    Using predicate abstraction to reduce object-oriented programs for model checking
    Willem Visser
    Seungjoon Park
    Proceedings of the ACM Workshop on Formal Methods in Software Practice(2000), pp. 3-182
    The First International Workshop on Automated Program Analysis, Testing and Verification
    Nigel Tracey
    Willem Visser
    Proceedings of the International Conference on Software Engineering(2000), pp. 796
    Verification of time partitioning in the DEOS scheduler kernel
    Willem Visser
    Eric Engstrom
    Aaron Larson
    Nicholas Weininger
    ICSE(2000), pp. 488-497
    SPIN Model Checking and Software Verification, 7th International SPIN Workshop, Stanford, CA, USA, August 30 - September 1, 2000, Proceedings
    Klaus Havelund
    Willem Visser
    Springer
    Efficient Specification-Based Component Retrieval
    Perry Alexander
    Autom. Softw. Eng., 6(1999), pp. 139-170
    Deductive Synthesis of Event-Based Software Architectures
    International Conference on Automated Software Engineering, IEEE/ACM(1999), pp. 311-314

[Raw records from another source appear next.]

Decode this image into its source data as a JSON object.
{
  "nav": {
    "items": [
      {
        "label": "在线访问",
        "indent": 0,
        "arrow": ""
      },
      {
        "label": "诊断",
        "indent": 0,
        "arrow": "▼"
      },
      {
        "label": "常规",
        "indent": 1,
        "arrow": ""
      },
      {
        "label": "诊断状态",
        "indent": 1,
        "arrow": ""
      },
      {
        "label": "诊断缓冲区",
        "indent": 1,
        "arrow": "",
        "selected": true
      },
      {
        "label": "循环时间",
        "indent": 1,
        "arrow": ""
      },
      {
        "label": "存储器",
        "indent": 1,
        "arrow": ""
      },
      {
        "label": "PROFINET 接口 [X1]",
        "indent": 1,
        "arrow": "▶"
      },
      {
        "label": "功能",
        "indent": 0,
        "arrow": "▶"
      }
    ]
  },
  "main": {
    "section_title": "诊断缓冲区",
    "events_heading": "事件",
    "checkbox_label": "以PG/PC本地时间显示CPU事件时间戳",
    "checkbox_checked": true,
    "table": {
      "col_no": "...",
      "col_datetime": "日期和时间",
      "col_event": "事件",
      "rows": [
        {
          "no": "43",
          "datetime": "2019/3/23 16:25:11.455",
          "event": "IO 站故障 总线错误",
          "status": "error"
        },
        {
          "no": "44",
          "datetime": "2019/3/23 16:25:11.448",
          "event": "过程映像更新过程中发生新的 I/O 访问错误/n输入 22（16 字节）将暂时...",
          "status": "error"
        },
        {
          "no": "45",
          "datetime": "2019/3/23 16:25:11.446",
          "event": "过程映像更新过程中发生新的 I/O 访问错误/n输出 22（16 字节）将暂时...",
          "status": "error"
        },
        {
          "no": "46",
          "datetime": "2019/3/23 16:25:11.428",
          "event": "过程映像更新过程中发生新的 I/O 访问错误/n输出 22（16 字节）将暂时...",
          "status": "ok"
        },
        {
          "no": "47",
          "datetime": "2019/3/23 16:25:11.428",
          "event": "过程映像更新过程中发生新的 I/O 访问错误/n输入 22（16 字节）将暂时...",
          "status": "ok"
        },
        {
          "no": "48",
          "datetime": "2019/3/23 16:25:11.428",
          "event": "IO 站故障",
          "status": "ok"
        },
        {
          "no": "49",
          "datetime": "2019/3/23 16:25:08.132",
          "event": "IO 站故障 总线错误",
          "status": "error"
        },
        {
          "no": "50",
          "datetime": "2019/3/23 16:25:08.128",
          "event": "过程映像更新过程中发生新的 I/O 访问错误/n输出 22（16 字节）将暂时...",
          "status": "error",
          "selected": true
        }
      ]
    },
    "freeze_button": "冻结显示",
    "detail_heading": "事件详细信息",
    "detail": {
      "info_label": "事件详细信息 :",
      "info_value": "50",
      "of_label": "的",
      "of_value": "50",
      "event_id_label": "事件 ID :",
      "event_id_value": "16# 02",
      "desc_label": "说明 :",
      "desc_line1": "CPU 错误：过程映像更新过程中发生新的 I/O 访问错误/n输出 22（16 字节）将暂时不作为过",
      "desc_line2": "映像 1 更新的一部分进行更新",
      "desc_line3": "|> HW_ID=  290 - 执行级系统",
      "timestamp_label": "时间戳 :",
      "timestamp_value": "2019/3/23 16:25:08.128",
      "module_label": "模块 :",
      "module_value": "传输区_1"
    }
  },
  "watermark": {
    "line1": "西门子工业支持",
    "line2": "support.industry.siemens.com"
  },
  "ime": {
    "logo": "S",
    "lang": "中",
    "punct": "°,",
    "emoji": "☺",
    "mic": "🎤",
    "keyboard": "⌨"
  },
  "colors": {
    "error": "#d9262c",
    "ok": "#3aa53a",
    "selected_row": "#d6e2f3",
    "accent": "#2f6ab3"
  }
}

    Experiences in verifying parallel simulation algorithms
    Dale E. Martin
    Peter Frey
    Ramanan Radhakrishnan
    Perry Alexander
    Philip A. Wilsey
    Proceedings of the ACM Workshop on Formal Methods in Software Practice, ACM(1998), pp. 16-23
    Gravity: An Object-Oriented Framework for Hardware/Software Tool Integration
    Murali Rangarajan
    Perry Alexander
    Philip A. Wilsey
    Annual Simulation Symposium(1997), pp. 24-30
    Verification and Validation of AI Systems that Control Deep-Space Spacecraft
    Michael R. Lowry
    Klaus Havelund
    ISMIS(1997), pp. 35-47
    Declarative Specification of Software Architectures
    Perry Alexander
    Klaus Havelund
    International Conference on Automated Software Engineering, IEEE(1997), pp. 201-
    Classification and Retrieval of Reusable Components Using Semantic Features
    Phillip Baraona
    Perry Alexander
    Knowledge-Based Software Engineering Conference, IEEE(1995), pp. 131-138